Areas of Expertise
Peter Feaver on NPR's Morning Edition discussing the forced resignation of the Secretary of the Navy:
Prof. Peter Feaver hosts ambitious European 'Staff Rides' where students role play military and war-period characters alongside faculty and military experts to learn the stakes of war. Watch:
In this episode of the Policy 360 podcast, Peter Feaver says it’s time to critically examine the country’s grand strategy:
In The News
Awards and Honors
Peter D. Feaver (Ph.D., Harvard, 1990) is a Professor of Political Science and Public Policy at Duke University. He is Director of the Duke Program in American Grand Strategy. Feaver is author of Armed Servants: Agency, Oversight, and Civil-Military Relations (Harvard Press, 2003) and of Guarding the Guardians: Civilian Control of Nuclear Weapons in the United States (Cornell University Press, 1992). He is co-author: with Christopher Gelpi and Jason Reifler, of Paying the Human Costs of War (Princeton Press, 2009); with Susan Wasiolek and Anne Crossman, of Getting the Best Out of College (Ten Speed Press, 2008, 2nd edition 2012); and with Christopher Gelpi, of Choosing Your Battles: American Civil-Military Relations and the Use of Force (Princeton Press, 2004). He is co-editor, with Richard H. Kohn, of Soldiers and Civilians: The Civil-Military Gap and American National Security (MIT Press, 2001). He has published numerous other monographs, scholarly articles, book chapters, and policy pieces on grand strategy, American foreign policy, public opinion, nuclear proliferation, civil-military relations, and cybersecurity.
From June 2005 to July 2007, Feaver served as Special Advisor for Strategic Planning and Institutional Reform on the National Security Council Staff at the White House where his responsibilities included the national security strategy, regional strategy reviews, and other political-military issues. In 1993-94, Feaver served as Director for Defense Policy and Arms Control on the National Security Council at the White House where his responsibilities included the national security strategy review, counterproliferation policy, regional nuclear arms control, and other defense policy issues.

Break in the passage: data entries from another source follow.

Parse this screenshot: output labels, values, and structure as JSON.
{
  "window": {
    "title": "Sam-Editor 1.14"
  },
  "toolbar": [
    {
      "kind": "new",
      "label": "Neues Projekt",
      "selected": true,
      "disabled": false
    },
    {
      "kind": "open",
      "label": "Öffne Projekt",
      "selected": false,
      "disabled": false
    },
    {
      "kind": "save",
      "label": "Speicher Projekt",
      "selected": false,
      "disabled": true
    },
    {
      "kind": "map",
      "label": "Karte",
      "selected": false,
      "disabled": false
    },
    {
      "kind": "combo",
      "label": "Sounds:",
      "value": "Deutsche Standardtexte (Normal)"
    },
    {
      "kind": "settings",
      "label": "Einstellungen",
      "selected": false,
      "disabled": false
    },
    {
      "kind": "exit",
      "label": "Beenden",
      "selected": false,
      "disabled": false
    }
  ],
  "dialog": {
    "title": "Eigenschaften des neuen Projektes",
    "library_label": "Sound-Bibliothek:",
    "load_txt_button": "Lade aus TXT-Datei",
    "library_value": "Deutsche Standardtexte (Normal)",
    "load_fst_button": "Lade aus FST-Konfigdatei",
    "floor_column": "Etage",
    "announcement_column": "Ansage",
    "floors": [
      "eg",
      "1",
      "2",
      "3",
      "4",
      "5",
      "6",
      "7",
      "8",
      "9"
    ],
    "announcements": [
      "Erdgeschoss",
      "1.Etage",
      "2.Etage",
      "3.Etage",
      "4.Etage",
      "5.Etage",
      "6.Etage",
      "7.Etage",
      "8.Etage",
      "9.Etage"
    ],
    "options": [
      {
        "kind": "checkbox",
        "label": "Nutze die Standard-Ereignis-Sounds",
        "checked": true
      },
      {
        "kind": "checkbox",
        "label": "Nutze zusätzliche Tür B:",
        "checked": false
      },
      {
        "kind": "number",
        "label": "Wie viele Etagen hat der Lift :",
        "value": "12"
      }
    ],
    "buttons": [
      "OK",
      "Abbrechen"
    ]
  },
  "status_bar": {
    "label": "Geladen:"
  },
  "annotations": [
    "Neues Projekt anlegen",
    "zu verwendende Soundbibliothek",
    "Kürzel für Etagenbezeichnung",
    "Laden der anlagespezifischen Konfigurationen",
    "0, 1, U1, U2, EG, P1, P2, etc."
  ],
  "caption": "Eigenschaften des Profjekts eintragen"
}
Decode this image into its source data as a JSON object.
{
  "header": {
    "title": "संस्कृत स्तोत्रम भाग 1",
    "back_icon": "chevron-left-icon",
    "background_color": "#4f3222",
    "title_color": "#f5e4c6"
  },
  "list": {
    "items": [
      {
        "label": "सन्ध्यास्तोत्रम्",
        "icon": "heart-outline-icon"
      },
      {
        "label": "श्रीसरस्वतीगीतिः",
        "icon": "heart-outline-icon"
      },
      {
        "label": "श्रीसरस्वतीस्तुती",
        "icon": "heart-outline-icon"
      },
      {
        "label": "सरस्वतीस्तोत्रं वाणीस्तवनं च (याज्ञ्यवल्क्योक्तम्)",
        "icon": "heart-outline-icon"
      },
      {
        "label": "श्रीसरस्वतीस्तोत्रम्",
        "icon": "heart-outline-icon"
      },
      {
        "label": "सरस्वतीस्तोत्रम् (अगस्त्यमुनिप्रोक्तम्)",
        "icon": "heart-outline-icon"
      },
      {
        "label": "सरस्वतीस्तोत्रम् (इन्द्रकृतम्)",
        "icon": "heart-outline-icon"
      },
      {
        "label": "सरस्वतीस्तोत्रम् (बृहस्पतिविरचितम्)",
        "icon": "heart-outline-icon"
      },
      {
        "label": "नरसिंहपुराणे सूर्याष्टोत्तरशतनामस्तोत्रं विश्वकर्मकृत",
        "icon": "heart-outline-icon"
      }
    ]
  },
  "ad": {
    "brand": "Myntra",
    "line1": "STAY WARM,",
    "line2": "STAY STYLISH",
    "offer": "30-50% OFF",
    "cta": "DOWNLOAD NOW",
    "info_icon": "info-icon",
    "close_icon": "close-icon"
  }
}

He is an emeritus member of the Aspen Strategy Group, blogs at “Elephants in the Room” at ForeignPolicy.com, and is a Contributing Editor to Foreign Policy magazine.